Just in case you’re a little bit ‘ignorant’ like me, The End of Your Life Book Club, IS just it, a book club. I mean I hear the word, I understand the word, but somehow it did not really register in my brain.
At the start of reading this book, I recall thinking about Hellen Keller’s Memoir, which I have not finished reading. I was more bored than anything. The book talked about all these books and all these authors and all these literature which I have not heard of, ever. At least most of it anyway. But then as I was reading more and more of it (I refuse to ‘give up’ reading another book halfway), I found it more and more interesting how Will Schwalbe was able to convey his feelings and thoughts and his story with his mom, and at the same time aligned it with all these many many books that they are reading. I find myself writing down several books from their book club that I want to read eventually.
Another thing that did not register was that there are an abundance of books out there. I mean I kinda know it but I do not KNOW KNOW it, you know what I mean? But there are easily, I don’t know upward of 50 books mentioned in this book. And it’s also another insight to a different kind of family, different kind of people, who are outside my cultural background, who are doing totally different think from what I do, who are so closely-knit, who impacted people in such a way that they’ll be remembered.
The book was beautifully written. That’s all I’ll say.
What I suddenly understood was that a thank-you note isn’t the price you pay for receiving a gift, as so many children think it is, a kind of minimum tribute or toll, but an opportunity to count your blessings. And gratitude isn’t what you give in exchange for something; it’s what you feel when you are blessed – blessed to have family and friends who care about you, and who want to see you happy. Hence the joy from thanking.

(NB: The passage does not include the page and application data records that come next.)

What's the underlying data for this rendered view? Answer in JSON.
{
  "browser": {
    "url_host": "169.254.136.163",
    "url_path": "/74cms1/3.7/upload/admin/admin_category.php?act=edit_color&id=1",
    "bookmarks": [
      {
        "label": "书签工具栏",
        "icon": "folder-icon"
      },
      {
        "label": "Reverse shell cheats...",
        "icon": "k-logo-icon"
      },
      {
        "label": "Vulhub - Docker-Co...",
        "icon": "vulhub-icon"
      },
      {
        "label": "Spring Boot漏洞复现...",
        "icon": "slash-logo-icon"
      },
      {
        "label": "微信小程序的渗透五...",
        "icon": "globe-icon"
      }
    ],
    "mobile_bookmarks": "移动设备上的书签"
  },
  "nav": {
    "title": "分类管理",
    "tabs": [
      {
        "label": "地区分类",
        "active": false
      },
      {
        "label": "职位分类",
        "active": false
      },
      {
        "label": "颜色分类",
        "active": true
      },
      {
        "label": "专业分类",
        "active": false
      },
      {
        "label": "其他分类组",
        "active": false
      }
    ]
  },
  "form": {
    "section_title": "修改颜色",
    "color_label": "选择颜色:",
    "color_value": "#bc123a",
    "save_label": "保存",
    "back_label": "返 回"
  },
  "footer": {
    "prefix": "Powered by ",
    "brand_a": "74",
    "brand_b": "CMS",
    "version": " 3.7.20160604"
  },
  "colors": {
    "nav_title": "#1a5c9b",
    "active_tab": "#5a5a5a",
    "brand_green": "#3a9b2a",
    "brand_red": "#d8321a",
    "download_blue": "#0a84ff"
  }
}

I signed up for this social experiment approximately 1 week ago. Right about the time when Argentina beat Netherlands in World Cup 2014 semifinals. Yes, so I can’t post about Germany winning the World Cup. *boohoo*
I mean who hasn’t thought of quitting Facebook at least once since you started a Facebook account. The ‘movement’ started as a some-kind of protest against Facebook’s own social experiment that monitored user’s mood. It was a short-period experiment, but a lot of people have a strong feelings against it.
Me, I just thought that it’s a good ‘reason’ to finally try ‘quitting’ Facebook. I mean if you really want to quit FB you’ll deactivate your account. I just want to see if I can avoid loging in to FB.
I would not go so far as to say yea I ‘unplug’ and quit going online altogether. No, I still use Instagram to post my pictures and Twitter to read my news. But Facebook was my main go-to social networking hub. And we’ll see whether or not I can last the 3 months, and whether or not cutting Facebook improve my life; happiness or anything at all…
To join the movement click here.
For the past week, I’ve been checking out LV website for their Neverfull GM. It is probably the cheapest out of the whole LV line, at the moment. But I feel that it’s quite versatile. It is leaning towards the more casual side, but I am more on casual-dresser-type-of-gal. And I thought if you ‘zipped’ up the side, the bag looks more ‘formal’. I am leaning towards GM, because I like big bags….
What blew my mind though, I ran across an article that says this particular bag can withstand 220lb of weights… I thought, WOW… I mean I definitely won’t fill the bag with 220lb of stuff, but just good to know that it could…
She also mentioned that she actually checked with the spokesperson of LV who confirms the testing done to these bags..
Now that the quality check is done, just the matter of the price… In CAD it cost $1,110 + 12% tax = $1,243.20. I was checking for price in, let’s say Paris, the bag cost EUR 740. At current rate, it is equivalent to CAD 1,074.87. And whatever tax that they have, I will definitely get some refund since I will be travelling as a tourist… so approximately $200 difference…. and on the big scheme of thing, it is kinda ONLY $200….
What to do, what to do?